- _Prompt_
All lines holding the word "heading" should be located in the records and copied.

BEGIN Provided material

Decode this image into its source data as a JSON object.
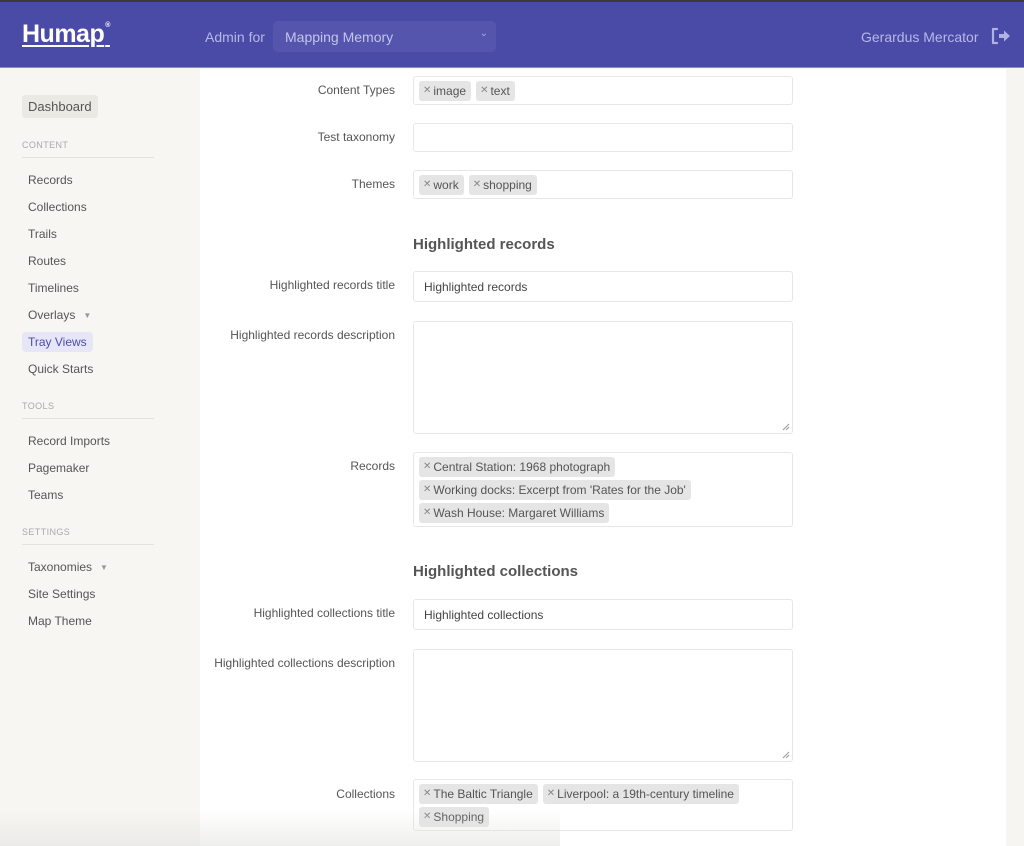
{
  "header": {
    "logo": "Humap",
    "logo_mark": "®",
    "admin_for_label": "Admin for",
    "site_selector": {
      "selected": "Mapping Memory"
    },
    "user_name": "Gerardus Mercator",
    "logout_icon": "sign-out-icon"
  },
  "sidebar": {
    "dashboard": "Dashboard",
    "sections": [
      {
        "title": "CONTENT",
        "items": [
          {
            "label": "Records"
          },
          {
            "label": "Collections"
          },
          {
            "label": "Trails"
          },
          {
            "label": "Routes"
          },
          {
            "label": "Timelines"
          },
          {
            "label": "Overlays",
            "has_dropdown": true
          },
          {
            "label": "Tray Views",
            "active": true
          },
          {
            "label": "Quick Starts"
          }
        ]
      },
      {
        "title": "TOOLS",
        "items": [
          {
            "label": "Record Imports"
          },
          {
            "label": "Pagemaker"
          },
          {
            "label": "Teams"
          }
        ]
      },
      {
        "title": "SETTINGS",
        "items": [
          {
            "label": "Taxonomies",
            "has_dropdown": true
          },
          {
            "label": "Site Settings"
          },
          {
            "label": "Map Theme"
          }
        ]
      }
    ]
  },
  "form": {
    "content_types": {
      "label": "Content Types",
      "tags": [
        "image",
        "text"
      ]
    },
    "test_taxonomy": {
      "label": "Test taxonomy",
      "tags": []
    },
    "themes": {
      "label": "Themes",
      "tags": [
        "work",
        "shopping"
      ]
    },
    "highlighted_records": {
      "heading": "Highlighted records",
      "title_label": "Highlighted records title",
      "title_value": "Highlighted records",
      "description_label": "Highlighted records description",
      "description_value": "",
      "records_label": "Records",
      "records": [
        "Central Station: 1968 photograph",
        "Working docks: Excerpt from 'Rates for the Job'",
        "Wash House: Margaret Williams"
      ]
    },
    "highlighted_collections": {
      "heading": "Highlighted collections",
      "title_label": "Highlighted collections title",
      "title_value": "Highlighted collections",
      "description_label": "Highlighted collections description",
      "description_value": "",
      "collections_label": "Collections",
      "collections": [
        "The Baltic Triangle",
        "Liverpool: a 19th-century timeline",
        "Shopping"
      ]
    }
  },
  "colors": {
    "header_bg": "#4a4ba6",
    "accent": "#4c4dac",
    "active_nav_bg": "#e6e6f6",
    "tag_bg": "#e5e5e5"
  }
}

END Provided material

- _Task result_
      "heading": "Highlighted records",
      "heading": "Highlighted collections",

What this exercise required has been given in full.